Students enrolled in my PLSC 307 class about wine must be 21 to enroll, and taking it will not make them 'wine snobs'. They will, instead, have an appreciation of what goes into making a glass of wine drinkable as well as the history associated with it from the beginning to the present day.
FARGO — You can't read about wine to decide if it is something you are going to like; you have to taste the wine and evaluate it. Something everyone else may like may not be something you'd place on your preference list. Conversely, something that everyone else considers "just a wine" is something that embraces your taste buds from sip to aftertaste. Such an enjoyable experience took place when I conducted a taste test of some of the following wines: • R.Prum Essence Riesling — Mosel, Germany

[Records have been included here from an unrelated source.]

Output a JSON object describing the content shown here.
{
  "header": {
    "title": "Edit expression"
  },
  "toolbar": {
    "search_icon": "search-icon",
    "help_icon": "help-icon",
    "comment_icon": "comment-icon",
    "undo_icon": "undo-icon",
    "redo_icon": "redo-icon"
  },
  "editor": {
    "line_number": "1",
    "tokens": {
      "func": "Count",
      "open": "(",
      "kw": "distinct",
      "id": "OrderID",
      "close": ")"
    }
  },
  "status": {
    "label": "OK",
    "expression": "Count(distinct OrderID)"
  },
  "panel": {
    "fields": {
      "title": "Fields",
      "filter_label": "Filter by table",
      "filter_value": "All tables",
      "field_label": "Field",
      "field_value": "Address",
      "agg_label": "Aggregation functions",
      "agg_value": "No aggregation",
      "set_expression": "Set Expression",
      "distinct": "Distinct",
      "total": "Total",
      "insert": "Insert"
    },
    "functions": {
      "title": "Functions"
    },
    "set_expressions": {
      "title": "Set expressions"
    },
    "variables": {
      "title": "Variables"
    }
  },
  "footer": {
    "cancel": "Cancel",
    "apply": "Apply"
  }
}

Anyone who's known me for a long time, kids me about obsessing about wine's qualities these days. "What ever happened to your love of beer?" they ask. Still there, is my reply, especially when I want to slake a thirst from working outdoors in the garden. For a relaxing repast to engage in conversation, wine bumps into first place.
Thomas Jefferson loved his wine — French wine in particular. Winston Churchill also loved his French wine, especially Champagne. Comparing the drinking patterns of the two statesmen, one would think President Jefferson tended toward tea-tottering compared to the prodigious consumption of the Prime Minister. Both men had something else in common: little regard for personal financial management.
Visit a spirit shop, a mass market wine store, or a national chain restaurant and you see pretty much the same wines: Woodbridge, Franzia, Yellowtail and other familiar names, which are big hits with the average American wine connoisseur. Go into a high-end eatery and the wine list is suddenly a strange read in most instances, with names like Chateau d'Yquem, and the prices make quantum leaps from $35 to $50/bottle to as high as $220/bottle. During a visit to Calgary, Canada, we went to an upscale Italian restaurant that had
Wine tastings where you try something different than what you typically consume can either open a new discovery of something to adopt, or a thankful realization that this was something you probably will not ever drink again. Fortunately, in this instance, the wines involved scored a touchdown in taste enjoyment. The first tasting was for 12 zinfandel wines, from 12 different wineries and different vintages, accompanied by a wide assortment of food to sample while sipping our zins.
The British Prime Minister and King Louis XV both drank bottles of Château Lafite Rothschild Bordeaux wine on a regular basis. In 1855, Napoleon instructed wine experts to classify France's Bordeaux wines, and this same wine earned a top spot as a Premier Cru, a status it still holds. The most famous bottle of this wine was supposedly owned by Thomas Jefferson and sold at an auction for $156,000, making the purchaser eventually regret such an extravagance when it turned out to be a fraud.
I've written a few times about blind wine tastings and wine tasting protocol. Someone asked me if I drank all my wine that way; see, swirl, smell, sip and savor — or spit it out. My answer is no, because the wines I drink on a regular basis don't need a thoughtful analysis every time I drink them. They are simply enjoyed. Tasting wine is for those who want to make new discoveries in a wine drinking experience.
If you are going to drink just one wine at a summer evening meal, make it one of the many good types of bubbly I have mentioned in previous articles. If you are looking for a different kind of bubbly, look to Germany for a very drinkable treat. During a recent visit to Faribault, Minn, I stopped in a local Haskell's and got in on a tasting of a never before tasted sparkler — Schloss Nicholas from Germany. This is a non-vintage sparkler that was delightfully refreshing on the hot afternoon when tasted. The taste led to purchasing 2 bottles — on sale at $10.99.
With the possible exception of Thomas Jefferson who liked just still wine — no bubbles — I think I'd be safe in saying that probably 99 percent of the wine drinking population today loves their sparkling wines: Champagne, Prosecco, Cava, and when you can get it, Sekt. Each of these sparkling wines comes attached to a country: Champagne, exclusively from Champagne, France; Prosecco from Italy; Cava from France; and Sekt from Germany.